Don’t let home inspection myths ruin your home buying experience. Knowing the facts about your home inspection will help ensure an easier process and allow you to make educated decisions.
1. Myth: New Construction homes don’t need a home inspection
All homes should be inspected. In fact new builds should have several inspections throughout various stages of construction. These periodic inspections help ensure that costly build errors before they are less detectable and hold builders accountable.
While no two builds are exactly the same, a minimum of three inspections are recommended for new construction.
This initial inspection is prior to the foundation being poured and ensures that the site has been prepared properly. It allows the contractor to fix any issues before the foundation is poured and it’s too late to fix.
This second inspection evaluates the framing and anything that will be behind the walls. We’ll make sure the structural part of the home was built and/or installed properly including the roof, windows, flashing, plumbing, wiring and more. If there are issues, it is better to get them fixed now before they are hidden behind your walls.
A Final Inspection
This final inspection would be similar to a normal new construction inspection. We inspect the home to make sure the home is move-in ready, up to code and safe for your family.
If you are buying a newly constructed home after the build, an inspection is still a good idea. You want to find any build issues or safety hazards before closing on the home. Common issues found in new construction:
- Structural issues like foundation cracks or framing problems
- Window leaks
- Improper wiring
- Improper appliance installation
- Missing insulation or caulking
- Drainage problems that can lead to water damage
Whether you are building your own home or purchasing a newly built home, you should have a home inspection. For more information or to schedule a new build inspection see the Advanced Home Inspection New Construction page.
2. Myth: My Home Inspection will pass or fail
Home inspectors don’t pass or fail a home. They provide a report of any defects found. It is up to the home buyer to decide what they can live with or not. They can use the report to ask for repairs to be made or request a change in the purchase price. Some people are fine with a home that needs a little work and look forward to fixing it up. Others may want a turnkey home where they can move in and know that nothing needs to be done.
Please remember that in your offer to purchase you may have given the sellers “the right to cure” which means you gave them the right to fix things found on the report that you find unacceptable. You will need to discuss any issues found with your realtor and decide on a course of action. Most realtors will tell you to focus on the big items and not nitpick. Sellers can refuse to make repairs and it can cause a deal to fall through.
3. Myth: Home Inspections can predict the future
I often have to tell clients that I can’t predict the future. I can tell you how something is functioning at the time of the inspection. I can tell you the useful life of appliances or HVAC units, but I can’t tell you how long a specific one will last. Face it, unexpected things happen in life and with homes. The best a home inspector can do is find current defects and safety hazards.
Homeownership means having to make occasional repairs. Experts often use the 1% rule of thumb: put away 1% of the purchase price of your home per year for repairs. That means if you purchase a home for $220,000, you should put away $2,200 per year for maintenance.
4. Myth: All Home Inspectors are the same

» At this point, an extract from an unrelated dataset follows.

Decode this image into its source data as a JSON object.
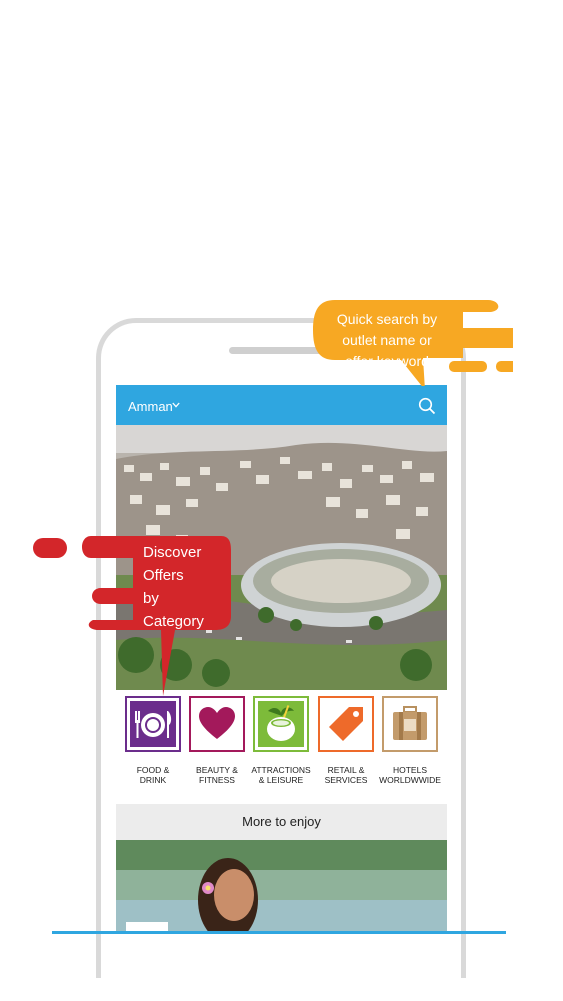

Let’s face it, in any profession there are good apples and some bad. There are people who take pride in their work, want what’s best for their clients and some that are just out to make a buck. There are also well meaning people that are just new or improperly or under trained. Making sure you hire someone who is dedicated, honest and qualified will ensure you get the best inspection report on your property.
Here are a few ways to make sure you are hiring a qualified, professional inspector
- Check their credentials. Are they certified or licensed? Have they continued their education? How long have they been in business? To find out more about licensing and my credentials, see Do Home Inspectors Need a License
- Look at Reviews. Google and Facebook reviews will give you a good snapshot about how other clients felt about their service.
- Ask your realtor. They should give you a list of at least 3 qualified inspectors to choose from. If they only give you one referral, you should look into others. Some realtors may refer to a specific inspector because they are known to not find defects which allow the realtors to avoid contingency issues and close the deal. You want a real assessment of the home, not just someone who will help get the deal done.
- Compare home inspection reports. It is completely appropriate to ask a home inspector for a sample report. This will allow you to compare and see how detailed and professional their work product is.
5. Myth: A Home Inspection is the same as an appraisal
A home inspection and appraisal are two very different things. A home inspection is a safeguard for buyers to evaluate the home they have agreed to purchase. An appraisal is the process in which a bank or lender determines the value of a home for lending purposes. For more information, see What is the Difference Between a Home Inspection and an Appraisal?
Hopefully this cleared up a few misconceptions about home inspections. Please feel free to call us with any questions or concerns.